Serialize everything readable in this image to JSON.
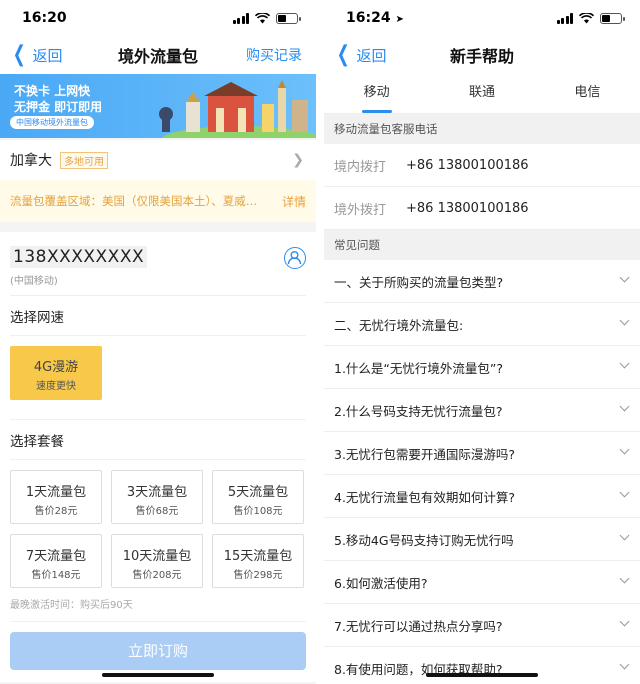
{
  "left": {
    "status": {
      "time": "16:20"
    },
    "nav": {
      "back": "返回",
      "title": "境外流量包",
      "right": "购买记录"
    },
    "banner": {
      "line1": "不换卡  上网快",
      "line2": "无押金  即订即用",
      "tag": "中国移动境外流量包"
    },
    "country": {
      "name": "加拿大",
      "badge": "多地可用"
    },
    "coverage": {
      "text": "流量包覆盖区域：美国（仅限美国本土）、夏威…",
      "detail": "详情"
    },
    "phone": {
      "number": "138XXXXXXXX",
      "carrier": "(中国移动)"
    },
    "speed_label": "选择网速",
    "speed": {
      "title": "4G漫游",
      "sub": "速度更快"
    },
    "package_label": "选择套餐",
    "packages": [
      {
        "name": "1天流量包",
        "price": "售价28元"
      },
      {
        "name": "3天流量包",
        "price": "售价68元"
      },
      {
        "name": "5天流量包",
        "price": "售价108元"
      },
      {
        "name": "7天流量包",
        "price": "售价148元"
      },
      {
        "name": "10天流量包",
        "price": "售价208元"
      },
      {
        "name": "15天流量包",
        "price": "售价298元"
      }
    ],
    "latest": "最晚激活时间：购买后90天",
    "order": "立即订购"
  },
  "right": {
    "status": {
      "time": "16:24"
    },
    "nav": {
      "back": "返回",
      "title": "新手帮助"
    },
    "tabs": [
      "移动",
      "联通",
      "电信"
    ],
    "service_head": "移动流量包客服电话",
    "service": [
      {
        "label": "境内拨打",
        "value": "+86 13800100186"
      },
      {
        "label": "境外拨打",
        "value": "+86 13800100186"
      }
    ],
    "faq_head": "常见问题",
    "faq": [
      "一、关于所购买的流量包类型?",
      "二、无忧行境外流量包:",
      "1.什么是“无忧行境外流量包”?",
      "2.什么号码支持无忧行流量包?",
      "3.无忧行包需要开通国际漫游吗?",
      "4.无忧行流量包有效期如何计算?",
      "5.移动4G号码支持订购无忧行吗",
      "6.如何激活使用?",
      "7.无忧行可以通过热点分享吗?",
      "8.有使用问题，如何获取帮助?"
    ]
  },
  "colors": {
    "accent": "#2a8cf0",
    "warning": "#e6a23c",
    "speed_bg": "#f7c84a",
    "order_disabled": "#a9cdf5"
  }
}
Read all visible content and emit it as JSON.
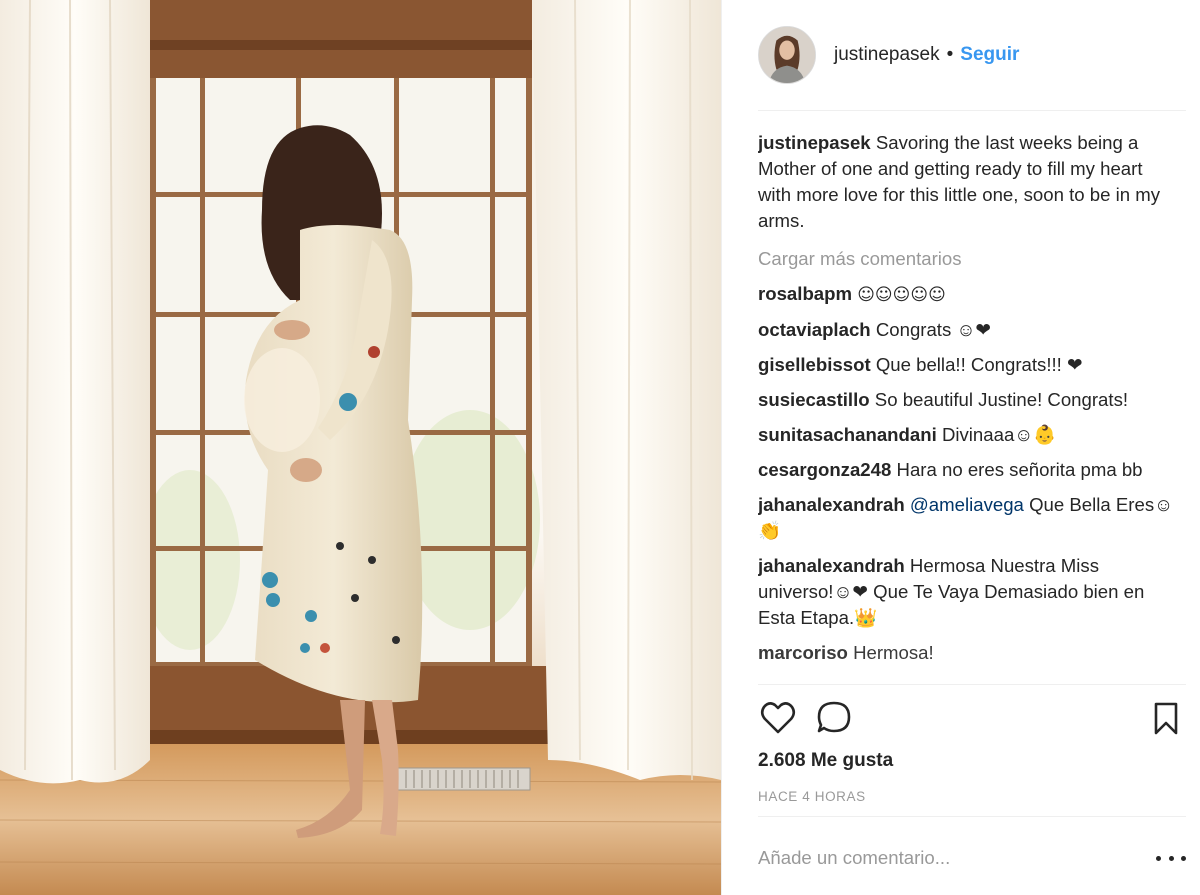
{
  "post": {
    "username": "justinepasek",
    "dot": "•",
    "follow_label": "Seguir",
    "caption": "Savoring the last weeks being a Mother of one and getting ready to fill my heart with more love for this little one, soon to be in my arms.",
    "load_more": "Cargar más comentarios",
    "likes": "2.608 Me gusta",
    "time_ago": "HACE 4 HORAS",
    "add_comment_placeholder": "Añade un comentario..."
  },
  "comments": [
    {
      "user": "rosalbapm",
      "text": "☺☺☺☺☺"
    },
    {
      "user": "octaviaplach",
      "text": "Congrats ☺❤"
    },
    {
      "user": "gisellebissot",
      "text": "Que bella!! Congrats!!! ❤"
    },
    {
      "user": "susiecastillo",
      "text": "So beautiful Justine! Congrats!"
    },
    {
      "user": "sunitasachanandani",
      "text": "Divinaaa☺👶"
    },
    {
      "user": "cesargonza248",
      "text": "Hara no eres señorita pma bb"
    },
    {
      "user": "jahanalexandrah",
      "mention": "@ameliavega",
      "text": "Que Bella Eres☺👏"
    },
    {
      "user": "jahanalexandrah",
      "text": "Hermosa Nuestra Miss universo!☺❤ Que Te Vaya Demasiado bien en Esta Etapa.👑"
    },
    {
      "user": "marcoriso",
      "text": "Hermosa!"
    }
  ],
  "icons": {
    "like": "heart-outline-icon",
    "comment": "speech-bubble-icon",
    "save": "bookmark-icon",
    "more": "ellipsis-icon"
  },
  "colors": {
    "link_blue": "#3897f0",
    "text": "#262626",
    "muted": "#999999",
    "divider": "#efefef"
  }
}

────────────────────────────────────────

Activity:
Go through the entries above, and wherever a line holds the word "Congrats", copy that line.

Solution below:
      "text": "Congrats ☺❤"
      "text": "Que bella!! Congrats!!! ❤"
      "text": "So beautiful Justine! Congrats!"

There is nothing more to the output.